[Interface dataset entries]
╔══

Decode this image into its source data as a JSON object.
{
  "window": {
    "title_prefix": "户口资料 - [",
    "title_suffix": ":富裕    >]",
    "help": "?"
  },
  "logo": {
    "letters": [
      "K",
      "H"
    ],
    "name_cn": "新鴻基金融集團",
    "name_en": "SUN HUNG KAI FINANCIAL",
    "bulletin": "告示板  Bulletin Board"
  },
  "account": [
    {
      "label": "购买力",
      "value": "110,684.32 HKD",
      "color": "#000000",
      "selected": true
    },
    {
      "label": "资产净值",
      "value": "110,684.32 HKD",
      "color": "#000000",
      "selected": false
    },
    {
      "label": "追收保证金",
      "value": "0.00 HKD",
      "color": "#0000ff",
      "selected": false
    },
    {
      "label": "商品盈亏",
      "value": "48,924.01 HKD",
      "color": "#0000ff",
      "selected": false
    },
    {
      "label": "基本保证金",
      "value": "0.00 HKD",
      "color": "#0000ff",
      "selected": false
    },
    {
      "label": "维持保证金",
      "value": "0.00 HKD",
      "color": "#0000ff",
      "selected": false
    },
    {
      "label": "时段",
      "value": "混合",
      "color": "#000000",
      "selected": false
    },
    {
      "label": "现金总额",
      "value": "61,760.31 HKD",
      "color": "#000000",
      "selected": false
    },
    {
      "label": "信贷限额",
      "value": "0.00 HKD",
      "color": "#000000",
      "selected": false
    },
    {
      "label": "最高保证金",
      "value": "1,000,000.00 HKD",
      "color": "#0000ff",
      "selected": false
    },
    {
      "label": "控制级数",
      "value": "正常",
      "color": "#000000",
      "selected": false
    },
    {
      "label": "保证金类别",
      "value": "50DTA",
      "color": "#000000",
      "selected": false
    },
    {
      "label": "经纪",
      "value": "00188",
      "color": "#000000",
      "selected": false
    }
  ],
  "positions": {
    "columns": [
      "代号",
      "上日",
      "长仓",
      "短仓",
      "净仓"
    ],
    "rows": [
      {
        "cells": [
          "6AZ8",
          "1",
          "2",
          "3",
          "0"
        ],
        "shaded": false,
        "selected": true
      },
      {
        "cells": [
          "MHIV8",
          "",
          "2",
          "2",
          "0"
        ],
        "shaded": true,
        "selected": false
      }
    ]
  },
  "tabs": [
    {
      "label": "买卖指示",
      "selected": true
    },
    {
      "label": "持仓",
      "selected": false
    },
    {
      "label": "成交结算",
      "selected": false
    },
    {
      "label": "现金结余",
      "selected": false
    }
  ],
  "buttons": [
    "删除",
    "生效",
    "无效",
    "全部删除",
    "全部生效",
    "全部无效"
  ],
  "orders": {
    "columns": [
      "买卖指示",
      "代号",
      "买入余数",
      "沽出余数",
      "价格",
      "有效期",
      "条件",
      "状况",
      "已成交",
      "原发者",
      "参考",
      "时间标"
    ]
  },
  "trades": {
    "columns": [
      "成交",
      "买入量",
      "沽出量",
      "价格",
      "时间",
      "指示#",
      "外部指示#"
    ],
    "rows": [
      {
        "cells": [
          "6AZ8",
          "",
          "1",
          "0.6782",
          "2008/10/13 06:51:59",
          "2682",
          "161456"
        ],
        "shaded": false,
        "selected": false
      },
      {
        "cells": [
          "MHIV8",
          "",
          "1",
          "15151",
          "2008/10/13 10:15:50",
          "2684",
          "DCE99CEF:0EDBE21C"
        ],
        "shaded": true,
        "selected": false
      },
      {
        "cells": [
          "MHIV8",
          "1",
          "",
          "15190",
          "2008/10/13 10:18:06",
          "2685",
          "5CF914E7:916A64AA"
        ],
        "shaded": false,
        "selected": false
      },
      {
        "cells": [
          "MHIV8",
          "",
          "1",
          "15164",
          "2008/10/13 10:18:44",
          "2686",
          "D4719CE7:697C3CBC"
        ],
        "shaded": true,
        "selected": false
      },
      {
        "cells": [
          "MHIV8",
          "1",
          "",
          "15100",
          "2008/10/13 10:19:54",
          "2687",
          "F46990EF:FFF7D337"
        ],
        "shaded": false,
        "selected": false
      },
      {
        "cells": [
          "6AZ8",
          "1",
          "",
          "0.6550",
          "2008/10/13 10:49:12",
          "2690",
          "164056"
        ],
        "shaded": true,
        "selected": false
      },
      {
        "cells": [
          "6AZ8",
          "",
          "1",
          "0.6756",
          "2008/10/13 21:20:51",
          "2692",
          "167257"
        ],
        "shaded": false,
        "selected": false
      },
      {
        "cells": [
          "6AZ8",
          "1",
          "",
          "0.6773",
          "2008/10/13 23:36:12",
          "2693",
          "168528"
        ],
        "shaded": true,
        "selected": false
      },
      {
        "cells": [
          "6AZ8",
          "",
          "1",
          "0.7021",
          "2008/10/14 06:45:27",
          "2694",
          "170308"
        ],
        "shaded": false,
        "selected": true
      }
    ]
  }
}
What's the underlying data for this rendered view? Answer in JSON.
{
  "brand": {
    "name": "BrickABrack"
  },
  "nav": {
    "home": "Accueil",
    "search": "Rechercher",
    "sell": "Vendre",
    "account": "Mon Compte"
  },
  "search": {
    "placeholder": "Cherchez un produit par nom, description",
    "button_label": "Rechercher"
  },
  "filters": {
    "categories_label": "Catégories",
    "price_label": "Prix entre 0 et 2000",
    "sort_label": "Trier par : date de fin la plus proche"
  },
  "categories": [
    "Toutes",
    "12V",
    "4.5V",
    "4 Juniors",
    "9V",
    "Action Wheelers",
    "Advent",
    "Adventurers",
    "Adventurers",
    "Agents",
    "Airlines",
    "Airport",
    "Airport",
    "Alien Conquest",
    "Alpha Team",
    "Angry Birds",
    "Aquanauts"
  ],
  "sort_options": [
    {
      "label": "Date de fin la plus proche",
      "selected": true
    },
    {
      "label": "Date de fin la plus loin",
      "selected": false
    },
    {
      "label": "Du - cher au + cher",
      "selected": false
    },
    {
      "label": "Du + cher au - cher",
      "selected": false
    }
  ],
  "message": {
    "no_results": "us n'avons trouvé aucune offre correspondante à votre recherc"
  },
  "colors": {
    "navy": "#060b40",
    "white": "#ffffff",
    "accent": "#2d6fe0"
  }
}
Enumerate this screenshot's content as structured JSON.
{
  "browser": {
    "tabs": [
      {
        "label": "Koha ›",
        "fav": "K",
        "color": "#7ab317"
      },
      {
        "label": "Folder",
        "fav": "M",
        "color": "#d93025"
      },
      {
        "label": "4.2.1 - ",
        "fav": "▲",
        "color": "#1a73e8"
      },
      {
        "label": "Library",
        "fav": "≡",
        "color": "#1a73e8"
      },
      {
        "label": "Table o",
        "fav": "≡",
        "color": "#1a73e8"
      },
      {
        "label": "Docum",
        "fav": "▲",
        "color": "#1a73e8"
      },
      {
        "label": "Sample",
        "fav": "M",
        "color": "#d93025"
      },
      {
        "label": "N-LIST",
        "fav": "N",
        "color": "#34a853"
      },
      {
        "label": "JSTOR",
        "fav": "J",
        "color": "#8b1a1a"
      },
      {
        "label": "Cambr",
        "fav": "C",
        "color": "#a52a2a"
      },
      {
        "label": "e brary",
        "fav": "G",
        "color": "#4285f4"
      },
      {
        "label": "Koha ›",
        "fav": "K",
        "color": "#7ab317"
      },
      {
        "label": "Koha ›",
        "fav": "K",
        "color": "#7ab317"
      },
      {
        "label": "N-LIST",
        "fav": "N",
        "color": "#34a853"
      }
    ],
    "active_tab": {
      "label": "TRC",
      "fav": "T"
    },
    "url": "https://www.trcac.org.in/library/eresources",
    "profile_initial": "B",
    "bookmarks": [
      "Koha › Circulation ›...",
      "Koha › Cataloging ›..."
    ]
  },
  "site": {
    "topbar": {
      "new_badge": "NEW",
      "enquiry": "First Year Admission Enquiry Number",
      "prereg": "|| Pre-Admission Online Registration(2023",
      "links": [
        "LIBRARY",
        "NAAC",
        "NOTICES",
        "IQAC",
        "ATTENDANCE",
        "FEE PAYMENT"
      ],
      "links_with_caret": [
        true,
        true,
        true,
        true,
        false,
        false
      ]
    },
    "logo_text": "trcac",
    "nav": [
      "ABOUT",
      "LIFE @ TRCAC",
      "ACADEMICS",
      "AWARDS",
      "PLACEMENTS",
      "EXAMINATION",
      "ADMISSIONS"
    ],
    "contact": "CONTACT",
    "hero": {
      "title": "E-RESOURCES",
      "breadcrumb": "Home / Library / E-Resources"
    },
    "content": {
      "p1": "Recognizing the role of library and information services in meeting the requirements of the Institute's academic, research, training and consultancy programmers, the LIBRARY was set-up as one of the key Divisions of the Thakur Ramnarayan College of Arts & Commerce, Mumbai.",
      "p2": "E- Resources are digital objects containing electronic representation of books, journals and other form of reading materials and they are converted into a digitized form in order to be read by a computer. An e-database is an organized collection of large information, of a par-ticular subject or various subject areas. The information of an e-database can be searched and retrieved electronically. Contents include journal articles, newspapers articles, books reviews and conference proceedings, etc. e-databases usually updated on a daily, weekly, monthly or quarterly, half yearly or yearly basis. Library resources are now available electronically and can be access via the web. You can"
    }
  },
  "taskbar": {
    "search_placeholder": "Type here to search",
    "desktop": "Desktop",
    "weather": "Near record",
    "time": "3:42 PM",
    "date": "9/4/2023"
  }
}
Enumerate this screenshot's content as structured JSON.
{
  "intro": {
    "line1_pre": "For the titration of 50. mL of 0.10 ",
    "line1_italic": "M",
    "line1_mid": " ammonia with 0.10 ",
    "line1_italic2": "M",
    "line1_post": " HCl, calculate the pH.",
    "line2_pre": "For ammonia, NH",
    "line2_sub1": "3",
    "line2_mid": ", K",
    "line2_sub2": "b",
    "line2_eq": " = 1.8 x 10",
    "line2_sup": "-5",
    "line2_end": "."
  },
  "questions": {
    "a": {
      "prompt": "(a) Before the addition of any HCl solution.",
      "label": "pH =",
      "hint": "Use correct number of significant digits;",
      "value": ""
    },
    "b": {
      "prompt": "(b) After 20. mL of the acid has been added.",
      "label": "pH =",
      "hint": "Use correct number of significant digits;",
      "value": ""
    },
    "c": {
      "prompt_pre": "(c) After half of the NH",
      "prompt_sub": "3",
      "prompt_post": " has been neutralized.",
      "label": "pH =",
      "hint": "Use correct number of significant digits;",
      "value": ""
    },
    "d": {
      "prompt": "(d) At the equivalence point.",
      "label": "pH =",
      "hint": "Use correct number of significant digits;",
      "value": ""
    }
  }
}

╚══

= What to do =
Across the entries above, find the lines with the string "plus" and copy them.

= Answer to the exercise =
    "sort_label": "Trier par : date de fin la plus proche"
      "label": "Date de fin la plus proche",
      "label": "Date de fin la plus loin",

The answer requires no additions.